----- SUPPLIED RECORDS -----
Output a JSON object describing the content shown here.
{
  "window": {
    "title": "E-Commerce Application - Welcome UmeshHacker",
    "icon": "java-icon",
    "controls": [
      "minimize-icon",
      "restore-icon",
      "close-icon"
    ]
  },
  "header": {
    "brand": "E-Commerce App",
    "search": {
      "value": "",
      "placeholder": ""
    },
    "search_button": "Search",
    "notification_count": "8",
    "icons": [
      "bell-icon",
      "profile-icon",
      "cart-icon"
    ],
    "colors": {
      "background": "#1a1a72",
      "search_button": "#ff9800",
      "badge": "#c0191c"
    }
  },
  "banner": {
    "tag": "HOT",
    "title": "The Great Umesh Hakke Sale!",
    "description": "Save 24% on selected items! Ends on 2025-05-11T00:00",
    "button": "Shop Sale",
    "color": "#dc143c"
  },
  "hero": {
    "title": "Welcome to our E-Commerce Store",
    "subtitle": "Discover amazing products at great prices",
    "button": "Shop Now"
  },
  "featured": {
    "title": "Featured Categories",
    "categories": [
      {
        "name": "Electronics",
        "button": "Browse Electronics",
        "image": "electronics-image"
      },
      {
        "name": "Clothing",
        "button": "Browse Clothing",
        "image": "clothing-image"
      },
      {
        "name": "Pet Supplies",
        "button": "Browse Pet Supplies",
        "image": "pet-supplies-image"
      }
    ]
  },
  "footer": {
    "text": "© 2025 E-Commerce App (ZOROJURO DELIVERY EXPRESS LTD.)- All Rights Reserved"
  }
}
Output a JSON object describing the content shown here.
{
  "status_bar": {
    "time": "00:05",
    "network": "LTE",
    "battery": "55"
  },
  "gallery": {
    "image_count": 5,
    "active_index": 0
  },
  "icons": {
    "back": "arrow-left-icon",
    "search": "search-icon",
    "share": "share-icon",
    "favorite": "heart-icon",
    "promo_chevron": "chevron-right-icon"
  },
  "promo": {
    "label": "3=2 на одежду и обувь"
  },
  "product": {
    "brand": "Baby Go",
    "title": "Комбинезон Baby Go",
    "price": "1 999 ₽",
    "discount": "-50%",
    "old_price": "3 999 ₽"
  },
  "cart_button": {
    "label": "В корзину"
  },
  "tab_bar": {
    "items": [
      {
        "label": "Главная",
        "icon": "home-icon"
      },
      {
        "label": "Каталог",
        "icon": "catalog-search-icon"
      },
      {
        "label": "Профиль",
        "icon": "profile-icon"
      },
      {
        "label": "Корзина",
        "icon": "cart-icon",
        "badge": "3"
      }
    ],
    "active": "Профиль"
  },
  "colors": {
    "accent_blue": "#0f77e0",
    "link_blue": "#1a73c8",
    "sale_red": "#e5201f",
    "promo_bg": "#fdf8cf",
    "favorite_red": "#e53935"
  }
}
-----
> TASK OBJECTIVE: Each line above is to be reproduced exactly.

> WRITTEN RESPONSE:
Output a JSON object describing the content shown here.
{
  "window": {
    "title": "E-Commerce Application - Welcome UmeshHacker",
    "icon": "java-icon",
    "controls": [
      "minimize-icon",
      "restore-icon",
      "close-icon"
    ]
  },
  "header": {
    "brand": "E-Commerce App",
    "search": {
      "value": "",
      "placeholder": ""
    },
    "search_button": "Search",
    "notification_count": "8",
    "icons": [
      "bell-icon",
      "profile-icon",
      "cart-icon"
    ],
    "colors": {
      "background": "#1a1a72",
      "search_button": "#ff9800",
      "badge": "#c0191c"
    }
  },
  "banner": {
    "tag": "HOT",
    "title": "The Great Umesh Hakke Sale!",
    "description": "Save 24% on selected items! Ends on 2025-05-11T00:00",
    "button": "Shop Sale",
    "color": "#dc143c"
  },
  "hero": {
    "title": "Welcome to our E-Commerce Store",
    "subtitle": "Discover amazing products at great prices",
    "button": "Shop Now"
  },
  "featured": {
    "title": "Featured Categories",
    "categories": [
      {
        "name": "Electronics",
        "button": "Browse Electronics",
        "image": "electronics-image"
      },
      {
        "name": "Clothing",
        "button": "Browse Clothing",
        "image": "clothing-image"
      },
      {
        "name": "Pet Supplies",
        "button": "Browse Pet Supplies",
        "image": "pet-supplies-image"
      }
    ]
  },
  "footer": {
    "text": "© 2025 E-Commerce App (ZOROJURO DELIVERY EXPRESS LTD.)- All Rights Reserved"
  }
}
Output a JSON object describing the content shown here.
{
  "status_bar": {
    "time": "00:05",
    "network": "LTE",
    "battery": "55"
  },
  "gallery": {
    "image_count": 5,
    "active_index": 0
  },
  "icons": {
    "back": "arrow-left-icon",
    "search": "search-icon",
    "share": "share-icon",
    "favorite": "heart-icon",
    "promo_chevron": "chevron-right-icon"
  },
  "promo": {
    "label": "3=2 на одежду и обувь"
  },
  "product": {
    "brand": "Baby Go",
    "title": "Комбинезон Baby Go",
    "price": "1 999 ₽",
    "discount": "-50%",
    "old_price": "3 999 ₽"
  },
  "cart_button": {
    "label": "В корзину"
  },
  "tab_bar": {
    "items": [
      {
        "label": "Главная",
        "icon": "home-icon"
      },
      {
        "label": "Каталог",
        "icon": "catalog-search-icon"
      },
      {
        "label": "Профиль",
        "icon": "profile-icon"
      },
      {
        "label": "Корзина",
        "icon": "cart-icon",
        "badge": "3"
      }
    ],
    "active": "Профиль"
  },
  "colors": {
    "accent_blue": "#0f77e0",
    "link_blue": "#1a73c8",
    "sale_red": "#e5201f",
    "promo_bg": "#fdf8cf",
    "favorite_red": "#e53935"
  }
}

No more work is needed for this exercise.